Song!


5 Little Jelly beans.

5 little jelly beans,
I wish I had more,
I ‘ll eat the red one ,
now there are four!
4 little jelly beans,
tasty as can be,
I’ll eat the green one
now there are three!3 little jelly beans,
Only a few,
Ill eat the pink one
now there are two!2 little jelly beans,
eating them is fun,
I’ll eat the blue one,
now there’s only one!
1 little jelly bean,
the last one for me,
I’ll eat the purple one,
I’m happy as can be!


Books!


While traditionally Easter is a Christian celebration, more and more non religious people are celebrating the Easter Bunny with their children. That trend in mind I have only one religious book in my recommendations, the other two are simply bunny themed.

” What is Easter” by Michelle Medlock Adams is a easy to understand book about why people celebrate Easter. She explains that it’s not because of the Easter Bunny or the fun egg hunts either, that the death and resurrection of Jesus is what Christians are celebrating . Great book for those who observe the holiday.

” That’s not my bunny, it’s tail is too fluffy!” by Fiona Watt carries on the theme of the art project , exploring the sense of touch with all different textures. Great for the under 2 crowd!

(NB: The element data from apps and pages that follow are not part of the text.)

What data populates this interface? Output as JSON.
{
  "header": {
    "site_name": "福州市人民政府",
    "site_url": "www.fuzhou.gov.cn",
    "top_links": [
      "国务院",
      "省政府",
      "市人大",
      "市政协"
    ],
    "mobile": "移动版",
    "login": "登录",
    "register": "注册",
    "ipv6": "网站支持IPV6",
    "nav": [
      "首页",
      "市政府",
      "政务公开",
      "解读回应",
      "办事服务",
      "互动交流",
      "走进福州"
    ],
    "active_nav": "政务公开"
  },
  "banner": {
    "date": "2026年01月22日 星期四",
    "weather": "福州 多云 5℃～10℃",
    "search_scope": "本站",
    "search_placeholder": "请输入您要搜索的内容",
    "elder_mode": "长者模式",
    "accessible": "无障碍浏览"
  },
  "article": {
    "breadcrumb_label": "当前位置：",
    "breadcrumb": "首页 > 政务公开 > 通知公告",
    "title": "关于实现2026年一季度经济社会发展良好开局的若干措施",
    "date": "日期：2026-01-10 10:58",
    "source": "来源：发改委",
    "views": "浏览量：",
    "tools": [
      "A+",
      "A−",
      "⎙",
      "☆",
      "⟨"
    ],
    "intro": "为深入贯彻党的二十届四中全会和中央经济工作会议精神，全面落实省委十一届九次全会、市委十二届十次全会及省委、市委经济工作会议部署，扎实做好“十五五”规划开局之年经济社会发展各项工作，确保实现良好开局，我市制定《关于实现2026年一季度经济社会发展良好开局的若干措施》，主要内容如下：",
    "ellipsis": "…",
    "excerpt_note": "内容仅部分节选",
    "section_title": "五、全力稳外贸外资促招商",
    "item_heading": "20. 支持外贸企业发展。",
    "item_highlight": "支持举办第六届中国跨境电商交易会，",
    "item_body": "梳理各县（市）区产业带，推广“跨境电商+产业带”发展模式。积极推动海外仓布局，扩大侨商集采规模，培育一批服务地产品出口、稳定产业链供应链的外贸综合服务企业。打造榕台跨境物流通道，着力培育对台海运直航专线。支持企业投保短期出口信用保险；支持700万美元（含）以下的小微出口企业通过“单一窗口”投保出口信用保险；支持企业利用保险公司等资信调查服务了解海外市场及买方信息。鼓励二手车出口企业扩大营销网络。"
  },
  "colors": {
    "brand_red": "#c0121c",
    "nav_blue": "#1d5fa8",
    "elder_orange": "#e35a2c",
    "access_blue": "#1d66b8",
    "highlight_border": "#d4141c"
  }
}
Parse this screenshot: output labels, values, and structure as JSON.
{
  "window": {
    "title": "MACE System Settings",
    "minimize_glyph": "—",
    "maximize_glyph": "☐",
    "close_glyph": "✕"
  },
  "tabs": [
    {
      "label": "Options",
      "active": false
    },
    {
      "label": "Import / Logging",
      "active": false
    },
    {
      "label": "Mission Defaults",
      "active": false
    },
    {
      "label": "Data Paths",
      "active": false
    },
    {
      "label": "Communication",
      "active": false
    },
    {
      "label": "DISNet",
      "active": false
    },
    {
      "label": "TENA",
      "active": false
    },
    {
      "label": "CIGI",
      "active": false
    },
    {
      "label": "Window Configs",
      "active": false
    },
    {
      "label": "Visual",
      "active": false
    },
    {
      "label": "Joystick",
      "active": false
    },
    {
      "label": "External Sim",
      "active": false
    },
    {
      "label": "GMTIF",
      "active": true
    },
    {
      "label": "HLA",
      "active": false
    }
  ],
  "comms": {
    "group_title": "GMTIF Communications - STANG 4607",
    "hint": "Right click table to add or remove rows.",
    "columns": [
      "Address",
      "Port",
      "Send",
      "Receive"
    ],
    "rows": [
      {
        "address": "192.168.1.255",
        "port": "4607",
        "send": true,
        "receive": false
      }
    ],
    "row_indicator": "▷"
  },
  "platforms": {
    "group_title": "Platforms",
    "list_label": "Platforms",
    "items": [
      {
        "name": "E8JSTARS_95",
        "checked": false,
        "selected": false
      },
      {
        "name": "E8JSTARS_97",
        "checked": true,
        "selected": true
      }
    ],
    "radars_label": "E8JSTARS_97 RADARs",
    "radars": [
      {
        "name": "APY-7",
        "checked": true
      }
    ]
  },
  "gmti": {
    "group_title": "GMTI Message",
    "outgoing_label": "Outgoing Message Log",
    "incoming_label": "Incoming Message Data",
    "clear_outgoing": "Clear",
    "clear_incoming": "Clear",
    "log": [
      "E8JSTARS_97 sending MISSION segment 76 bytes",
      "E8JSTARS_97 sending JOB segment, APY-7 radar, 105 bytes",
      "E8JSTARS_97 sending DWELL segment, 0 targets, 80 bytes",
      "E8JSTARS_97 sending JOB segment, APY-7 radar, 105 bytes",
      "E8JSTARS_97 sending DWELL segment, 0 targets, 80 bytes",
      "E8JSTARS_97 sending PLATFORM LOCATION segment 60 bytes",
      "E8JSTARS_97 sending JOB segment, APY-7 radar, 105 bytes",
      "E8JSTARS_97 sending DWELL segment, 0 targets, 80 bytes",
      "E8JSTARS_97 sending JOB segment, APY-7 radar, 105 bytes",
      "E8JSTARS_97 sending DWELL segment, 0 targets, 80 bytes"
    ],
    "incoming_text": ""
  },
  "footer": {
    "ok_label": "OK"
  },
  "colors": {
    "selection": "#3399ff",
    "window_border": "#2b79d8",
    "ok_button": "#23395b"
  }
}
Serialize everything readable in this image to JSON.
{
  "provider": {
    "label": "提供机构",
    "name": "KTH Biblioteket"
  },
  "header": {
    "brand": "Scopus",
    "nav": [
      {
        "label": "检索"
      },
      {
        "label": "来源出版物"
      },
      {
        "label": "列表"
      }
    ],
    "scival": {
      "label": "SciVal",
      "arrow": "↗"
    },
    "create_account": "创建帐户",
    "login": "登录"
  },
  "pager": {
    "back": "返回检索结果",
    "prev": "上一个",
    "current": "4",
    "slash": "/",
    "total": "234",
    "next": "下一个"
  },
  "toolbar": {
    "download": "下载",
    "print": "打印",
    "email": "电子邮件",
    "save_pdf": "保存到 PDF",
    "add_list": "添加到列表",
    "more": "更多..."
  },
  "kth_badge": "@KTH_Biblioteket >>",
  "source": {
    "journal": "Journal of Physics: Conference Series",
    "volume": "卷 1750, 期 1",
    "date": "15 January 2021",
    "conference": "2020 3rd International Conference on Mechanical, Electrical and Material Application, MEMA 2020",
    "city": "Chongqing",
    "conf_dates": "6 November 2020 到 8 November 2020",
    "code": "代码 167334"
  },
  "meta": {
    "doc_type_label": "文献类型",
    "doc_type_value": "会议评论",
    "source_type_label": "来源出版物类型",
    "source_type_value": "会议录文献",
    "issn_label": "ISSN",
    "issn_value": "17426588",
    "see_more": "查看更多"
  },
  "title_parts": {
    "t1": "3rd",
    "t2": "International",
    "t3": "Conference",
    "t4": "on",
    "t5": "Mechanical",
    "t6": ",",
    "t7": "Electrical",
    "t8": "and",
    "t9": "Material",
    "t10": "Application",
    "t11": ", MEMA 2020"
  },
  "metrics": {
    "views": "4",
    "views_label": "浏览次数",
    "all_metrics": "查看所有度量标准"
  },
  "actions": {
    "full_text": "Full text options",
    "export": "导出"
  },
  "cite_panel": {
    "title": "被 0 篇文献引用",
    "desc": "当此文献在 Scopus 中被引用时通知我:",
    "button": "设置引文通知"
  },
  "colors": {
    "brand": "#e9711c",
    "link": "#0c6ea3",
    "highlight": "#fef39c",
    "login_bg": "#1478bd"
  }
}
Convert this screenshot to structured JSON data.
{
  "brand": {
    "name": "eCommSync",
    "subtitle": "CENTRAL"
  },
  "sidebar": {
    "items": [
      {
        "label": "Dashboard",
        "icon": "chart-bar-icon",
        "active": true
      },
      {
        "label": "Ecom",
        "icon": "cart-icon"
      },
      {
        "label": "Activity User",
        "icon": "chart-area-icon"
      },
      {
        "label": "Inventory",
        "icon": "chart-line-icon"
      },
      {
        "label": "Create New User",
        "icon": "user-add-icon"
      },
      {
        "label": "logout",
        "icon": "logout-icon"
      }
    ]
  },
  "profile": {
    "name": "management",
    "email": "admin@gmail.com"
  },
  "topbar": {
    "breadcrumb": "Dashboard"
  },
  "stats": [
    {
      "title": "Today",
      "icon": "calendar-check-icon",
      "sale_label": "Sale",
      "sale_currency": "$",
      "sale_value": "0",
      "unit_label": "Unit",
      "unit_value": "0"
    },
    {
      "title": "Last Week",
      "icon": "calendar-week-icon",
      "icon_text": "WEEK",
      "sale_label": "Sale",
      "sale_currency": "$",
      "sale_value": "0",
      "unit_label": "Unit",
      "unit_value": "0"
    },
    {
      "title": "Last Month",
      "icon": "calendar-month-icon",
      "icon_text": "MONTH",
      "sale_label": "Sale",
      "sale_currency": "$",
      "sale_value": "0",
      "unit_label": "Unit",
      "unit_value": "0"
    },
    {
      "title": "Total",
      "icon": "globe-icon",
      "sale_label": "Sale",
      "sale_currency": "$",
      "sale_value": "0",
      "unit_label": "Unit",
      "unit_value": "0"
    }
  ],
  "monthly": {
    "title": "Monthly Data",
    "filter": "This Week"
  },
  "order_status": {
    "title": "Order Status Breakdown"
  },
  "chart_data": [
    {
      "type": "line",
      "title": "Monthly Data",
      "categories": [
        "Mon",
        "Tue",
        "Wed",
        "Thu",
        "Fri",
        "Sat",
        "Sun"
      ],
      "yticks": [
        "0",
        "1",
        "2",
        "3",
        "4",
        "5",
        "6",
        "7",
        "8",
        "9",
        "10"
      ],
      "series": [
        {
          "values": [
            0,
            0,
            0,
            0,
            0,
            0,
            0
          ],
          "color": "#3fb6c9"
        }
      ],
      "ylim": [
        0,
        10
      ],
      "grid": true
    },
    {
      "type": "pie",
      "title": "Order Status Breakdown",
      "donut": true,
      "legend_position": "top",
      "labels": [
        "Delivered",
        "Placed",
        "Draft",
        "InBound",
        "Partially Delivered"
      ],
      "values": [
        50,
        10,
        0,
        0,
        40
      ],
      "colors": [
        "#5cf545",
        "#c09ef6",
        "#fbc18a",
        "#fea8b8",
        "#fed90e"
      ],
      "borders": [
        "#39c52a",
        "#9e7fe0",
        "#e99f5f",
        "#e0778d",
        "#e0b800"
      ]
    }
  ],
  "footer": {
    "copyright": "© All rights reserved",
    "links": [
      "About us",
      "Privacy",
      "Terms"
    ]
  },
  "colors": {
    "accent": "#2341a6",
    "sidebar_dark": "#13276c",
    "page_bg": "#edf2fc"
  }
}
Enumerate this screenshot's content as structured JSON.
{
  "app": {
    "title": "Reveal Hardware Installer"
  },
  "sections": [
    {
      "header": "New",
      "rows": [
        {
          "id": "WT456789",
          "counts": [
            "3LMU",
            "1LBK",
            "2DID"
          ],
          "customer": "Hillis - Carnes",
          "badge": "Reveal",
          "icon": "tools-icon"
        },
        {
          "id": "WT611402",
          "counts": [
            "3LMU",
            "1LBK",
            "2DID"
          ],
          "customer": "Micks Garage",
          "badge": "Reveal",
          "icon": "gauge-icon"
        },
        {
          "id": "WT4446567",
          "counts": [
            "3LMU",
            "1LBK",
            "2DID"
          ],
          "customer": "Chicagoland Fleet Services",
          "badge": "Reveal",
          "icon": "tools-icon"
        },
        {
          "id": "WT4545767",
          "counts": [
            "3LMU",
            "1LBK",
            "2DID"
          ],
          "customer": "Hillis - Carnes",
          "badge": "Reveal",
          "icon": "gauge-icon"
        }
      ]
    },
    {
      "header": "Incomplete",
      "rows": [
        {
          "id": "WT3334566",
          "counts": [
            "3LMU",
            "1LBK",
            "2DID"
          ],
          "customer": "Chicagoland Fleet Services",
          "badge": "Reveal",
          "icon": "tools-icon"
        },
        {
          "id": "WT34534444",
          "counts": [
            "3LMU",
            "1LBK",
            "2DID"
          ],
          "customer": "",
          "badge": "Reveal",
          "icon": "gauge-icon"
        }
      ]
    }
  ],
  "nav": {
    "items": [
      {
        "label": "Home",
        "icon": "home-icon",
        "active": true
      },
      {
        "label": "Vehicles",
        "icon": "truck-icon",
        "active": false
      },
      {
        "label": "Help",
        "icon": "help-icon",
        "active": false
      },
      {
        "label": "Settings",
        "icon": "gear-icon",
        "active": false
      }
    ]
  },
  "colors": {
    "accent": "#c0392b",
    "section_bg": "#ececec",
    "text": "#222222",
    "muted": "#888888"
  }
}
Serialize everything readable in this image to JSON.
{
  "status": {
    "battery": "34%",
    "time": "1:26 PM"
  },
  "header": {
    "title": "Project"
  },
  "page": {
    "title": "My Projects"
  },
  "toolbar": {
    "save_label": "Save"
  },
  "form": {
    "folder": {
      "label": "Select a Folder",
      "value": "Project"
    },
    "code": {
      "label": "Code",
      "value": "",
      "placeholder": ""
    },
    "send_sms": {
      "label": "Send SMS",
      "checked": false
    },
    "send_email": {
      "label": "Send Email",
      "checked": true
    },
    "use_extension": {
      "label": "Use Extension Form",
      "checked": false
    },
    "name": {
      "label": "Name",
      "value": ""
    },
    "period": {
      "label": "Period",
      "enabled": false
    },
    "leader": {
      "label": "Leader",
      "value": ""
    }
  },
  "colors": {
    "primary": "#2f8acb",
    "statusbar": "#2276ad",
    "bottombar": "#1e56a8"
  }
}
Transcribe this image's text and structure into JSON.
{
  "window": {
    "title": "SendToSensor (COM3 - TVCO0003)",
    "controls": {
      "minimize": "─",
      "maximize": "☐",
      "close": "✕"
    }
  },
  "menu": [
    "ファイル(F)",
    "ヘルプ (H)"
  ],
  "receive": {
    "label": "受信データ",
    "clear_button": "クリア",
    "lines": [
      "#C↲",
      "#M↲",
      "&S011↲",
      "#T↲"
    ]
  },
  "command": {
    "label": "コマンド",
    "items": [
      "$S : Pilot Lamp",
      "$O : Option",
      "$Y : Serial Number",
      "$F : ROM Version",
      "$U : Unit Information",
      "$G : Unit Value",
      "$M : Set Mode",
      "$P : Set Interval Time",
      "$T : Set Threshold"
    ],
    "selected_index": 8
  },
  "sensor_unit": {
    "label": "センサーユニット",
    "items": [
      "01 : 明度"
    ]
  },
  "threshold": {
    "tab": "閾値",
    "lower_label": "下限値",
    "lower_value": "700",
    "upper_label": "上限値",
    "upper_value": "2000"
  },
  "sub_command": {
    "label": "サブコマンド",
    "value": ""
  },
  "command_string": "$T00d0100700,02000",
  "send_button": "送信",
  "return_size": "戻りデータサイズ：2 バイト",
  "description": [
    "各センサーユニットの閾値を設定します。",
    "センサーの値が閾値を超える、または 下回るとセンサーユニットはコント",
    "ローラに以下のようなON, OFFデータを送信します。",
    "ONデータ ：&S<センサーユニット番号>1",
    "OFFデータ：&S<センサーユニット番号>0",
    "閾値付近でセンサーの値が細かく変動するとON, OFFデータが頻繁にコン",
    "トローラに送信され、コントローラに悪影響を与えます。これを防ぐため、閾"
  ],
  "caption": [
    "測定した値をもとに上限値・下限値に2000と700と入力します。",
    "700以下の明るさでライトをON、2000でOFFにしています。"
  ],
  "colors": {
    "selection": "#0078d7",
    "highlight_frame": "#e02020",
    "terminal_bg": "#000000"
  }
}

” Knuffle Bunny” by Mo Willems is hilarious and heartwarming all at the same time. The story is about a lost bunny, and a dad that can’t quite understand what his toddler is trying to “say” to him. Luckily the mom speaks ” toddler” and dad gets to be a hero by reuniting his daughter with her beloved bunny.

No Mess Color Mixers


This is a fast and fun activity that can be done with almost any age.

  1. Gather your materials. You will need one ziplock per child and a few colors of paint.
  2. Pour the paint into your bag , flatten as much air out as you can, and then seal it.
  3. If you want to make the lesson about color mixing you can wait and add in another color after playing with the first color for a while, asking your child if they know what color it will turn into.
  4. You can make letters, numbers and pictures too. Remember to ask your child how it feels, is it cold, soft? squishy?
  5. For added fun you can put different colored paper under your ziplock and the designs will be more colorful!

* You may be wondering why my little model isn’t doing this activity. I did let him play with it but all he wanted to do was chew the bag- trust me though the preschool classes I have done this with love it! You may just want to avoid doing it with toddlers who are cutting teeth! *

Books!

These two authors are childhood favorites of mine, as sentimental as these two books are to me they are also perfect for the theme at hand!

” A Rainbow Of My Own” by Don Freeman is a charming story about wanting a rainbow, you may notice that the colors are out of order but I have always used that as a teaching tool in my classes.

” Little Blue and Little Yellow”
by Leo Lioni is a profound book with underlying commentary about race relations while the surface story is about little blobs of color who when squished together turn into one green blob!

Flower Power!

  1. Gather your materials. You will need some paper, a marker, some paint, a cupcake liner and some glue.
  2. Draw or have your child draw the outline of a flower and a stem on two separate pieces of paper.
  3. Spread some paint either directly on the paper or in a small plate and start finger painting, be prepared for paint on clothes, and in the mouth with young ones , make sure it’s non toxic!
  4. Switch paper and do the stem. I used colored paper but there is no reason not to use white.
  5. Let the paint dry and cut along the marker outline.
  6. Glue the flower onto another piece of paper and glue a cup cake liner in the middle of the flower for a finishing touch!

** What I like about this activity is that it gives your child a chance to explore the paint freely and then see how it can create a flower. Most preschoolers I have done this craft with asked to make another finger painting after we set the flower pieces up to dry! **

Song – sing it to the tune of “I’m a little tea pot”.

I’m a little Daisy
Tall and Slim
Here are my petals and here is my stem
When the sun comes up
and the rain comes down
I grow and grow up from the ground!